Most people probably don’t know that there are naturally-occurring microbes that make their living by eating naturally-occurring hydrocarbons (hydrocarbons are organic compounds that consist entirely of hydrogen and carbon, and that are found in crude oil). The existence of such microbes are good news, in the context of a major oil spill like the one that recently contaminated the Gulf Coast.
By David Biello, for Scientific American: How Fast Can Microbes Clean Up the Gulf Oil Spill?
These are boom times for oil-eating microbes in the deep waters of the Gulf of Mexico, thanks to BP’s Deepwater Horizon accident that has added some 600 million liters of hydrocarbons to those waters. And now research published online in Science on August 24 shows that an array of new and unclassified oil-eating bacteria are feasting on the newly rich resource of hydrocarbons.

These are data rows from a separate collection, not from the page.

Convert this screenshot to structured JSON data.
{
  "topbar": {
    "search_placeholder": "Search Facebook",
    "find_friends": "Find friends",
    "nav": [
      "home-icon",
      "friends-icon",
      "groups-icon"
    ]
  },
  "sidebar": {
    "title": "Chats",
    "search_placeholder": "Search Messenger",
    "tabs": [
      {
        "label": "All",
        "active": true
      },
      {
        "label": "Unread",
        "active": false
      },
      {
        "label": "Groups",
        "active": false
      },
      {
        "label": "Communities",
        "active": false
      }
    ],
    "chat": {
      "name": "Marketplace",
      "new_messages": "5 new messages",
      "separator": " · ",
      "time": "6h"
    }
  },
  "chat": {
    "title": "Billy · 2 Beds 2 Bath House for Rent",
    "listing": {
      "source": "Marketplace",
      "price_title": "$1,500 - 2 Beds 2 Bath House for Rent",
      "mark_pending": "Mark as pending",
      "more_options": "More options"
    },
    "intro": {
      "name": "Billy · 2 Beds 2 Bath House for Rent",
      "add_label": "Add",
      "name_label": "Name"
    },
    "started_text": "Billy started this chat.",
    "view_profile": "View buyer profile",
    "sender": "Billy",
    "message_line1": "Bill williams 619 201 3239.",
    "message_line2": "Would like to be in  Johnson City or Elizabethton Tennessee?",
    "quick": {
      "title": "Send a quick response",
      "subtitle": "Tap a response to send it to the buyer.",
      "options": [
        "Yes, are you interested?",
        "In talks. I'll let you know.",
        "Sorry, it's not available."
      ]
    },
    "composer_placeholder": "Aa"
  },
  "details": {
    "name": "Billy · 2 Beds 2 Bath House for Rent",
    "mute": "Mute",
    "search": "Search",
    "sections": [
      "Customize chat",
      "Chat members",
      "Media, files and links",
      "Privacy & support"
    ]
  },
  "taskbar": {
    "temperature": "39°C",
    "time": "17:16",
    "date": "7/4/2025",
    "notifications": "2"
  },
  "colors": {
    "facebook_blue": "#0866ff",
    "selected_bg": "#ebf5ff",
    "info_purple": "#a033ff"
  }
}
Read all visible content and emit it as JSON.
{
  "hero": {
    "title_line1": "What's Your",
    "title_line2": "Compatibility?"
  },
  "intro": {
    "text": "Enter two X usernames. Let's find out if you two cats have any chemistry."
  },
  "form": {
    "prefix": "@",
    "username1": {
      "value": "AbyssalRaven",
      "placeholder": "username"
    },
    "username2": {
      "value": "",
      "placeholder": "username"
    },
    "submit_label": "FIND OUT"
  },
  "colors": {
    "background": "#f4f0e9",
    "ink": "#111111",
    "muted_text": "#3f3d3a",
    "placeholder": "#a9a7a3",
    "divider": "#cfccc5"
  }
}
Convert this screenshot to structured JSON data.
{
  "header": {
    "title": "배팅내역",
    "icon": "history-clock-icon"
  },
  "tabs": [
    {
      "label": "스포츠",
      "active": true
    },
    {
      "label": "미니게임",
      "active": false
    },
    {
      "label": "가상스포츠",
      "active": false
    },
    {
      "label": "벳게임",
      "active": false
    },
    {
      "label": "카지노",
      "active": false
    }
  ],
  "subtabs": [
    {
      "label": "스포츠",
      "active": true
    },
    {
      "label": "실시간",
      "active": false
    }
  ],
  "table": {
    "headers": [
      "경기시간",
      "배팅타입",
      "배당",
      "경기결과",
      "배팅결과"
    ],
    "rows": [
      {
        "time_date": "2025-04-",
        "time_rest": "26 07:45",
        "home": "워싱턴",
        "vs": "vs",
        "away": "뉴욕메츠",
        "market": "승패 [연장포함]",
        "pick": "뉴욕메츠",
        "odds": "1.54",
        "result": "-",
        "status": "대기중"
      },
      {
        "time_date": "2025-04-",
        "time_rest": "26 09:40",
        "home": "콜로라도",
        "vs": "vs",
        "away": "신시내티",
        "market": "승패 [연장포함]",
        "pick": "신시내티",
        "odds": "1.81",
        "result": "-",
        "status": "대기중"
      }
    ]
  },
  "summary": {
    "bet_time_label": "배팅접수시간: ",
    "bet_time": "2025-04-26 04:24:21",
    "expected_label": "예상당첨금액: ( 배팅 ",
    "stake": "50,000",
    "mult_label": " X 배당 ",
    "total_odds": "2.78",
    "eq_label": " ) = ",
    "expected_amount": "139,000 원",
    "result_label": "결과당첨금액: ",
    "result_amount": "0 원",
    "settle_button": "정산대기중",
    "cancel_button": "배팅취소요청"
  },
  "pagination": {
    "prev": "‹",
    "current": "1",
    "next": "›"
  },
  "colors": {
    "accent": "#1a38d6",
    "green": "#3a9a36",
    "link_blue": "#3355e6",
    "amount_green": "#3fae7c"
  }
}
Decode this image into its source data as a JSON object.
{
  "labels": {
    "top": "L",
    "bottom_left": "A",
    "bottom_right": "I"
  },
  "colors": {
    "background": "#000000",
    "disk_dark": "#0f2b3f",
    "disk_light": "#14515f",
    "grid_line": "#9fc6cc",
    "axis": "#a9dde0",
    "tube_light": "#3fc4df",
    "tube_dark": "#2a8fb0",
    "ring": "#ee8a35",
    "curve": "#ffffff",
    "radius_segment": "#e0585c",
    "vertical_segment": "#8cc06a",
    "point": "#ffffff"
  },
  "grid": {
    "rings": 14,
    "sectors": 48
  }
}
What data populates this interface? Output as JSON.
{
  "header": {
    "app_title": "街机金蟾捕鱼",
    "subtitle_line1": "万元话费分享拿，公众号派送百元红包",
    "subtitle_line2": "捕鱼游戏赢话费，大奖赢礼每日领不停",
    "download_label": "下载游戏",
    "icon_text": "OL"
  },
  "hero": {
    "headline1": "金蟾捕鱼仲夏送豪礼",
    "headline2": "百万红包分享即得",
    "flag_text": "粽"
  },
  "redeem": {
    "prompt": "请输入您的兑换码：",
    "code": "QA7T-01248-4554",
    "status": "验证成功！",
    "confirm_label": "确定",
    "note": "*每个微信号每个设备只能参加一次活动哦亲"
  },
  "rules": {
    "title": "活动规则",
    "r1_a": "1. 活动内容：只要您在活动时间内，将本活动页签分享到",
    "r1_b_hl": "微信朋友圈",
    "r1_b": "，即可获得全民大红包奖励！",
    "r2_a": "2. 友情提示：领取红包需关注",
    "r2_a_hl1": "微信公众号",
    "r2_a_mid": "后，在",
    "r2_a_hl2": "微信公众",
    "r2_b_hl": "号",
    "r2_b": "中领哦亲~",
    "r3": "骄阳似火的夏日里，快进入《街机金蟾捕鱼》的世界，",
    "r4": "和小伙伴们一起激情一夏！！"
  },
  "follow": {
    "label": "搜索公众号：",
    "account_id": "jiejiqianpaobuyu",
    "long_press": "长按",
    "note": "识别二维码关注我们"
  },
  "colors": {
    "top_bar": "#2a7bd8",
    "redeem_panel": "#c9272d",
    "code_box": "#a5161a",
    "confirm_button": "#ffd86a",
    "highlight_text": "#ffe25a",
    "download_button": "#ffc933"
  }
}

Interestingly, the story makes little mention of biotechnology — basically none at all, except to note that the scientists currently studying the microbes munching away at the Gulf Coast spill are from the Energy Biosciences Institute. The omission is interesting, given that a bunch of work has been done on genetically engineering microbes to boost their oil-eating powers.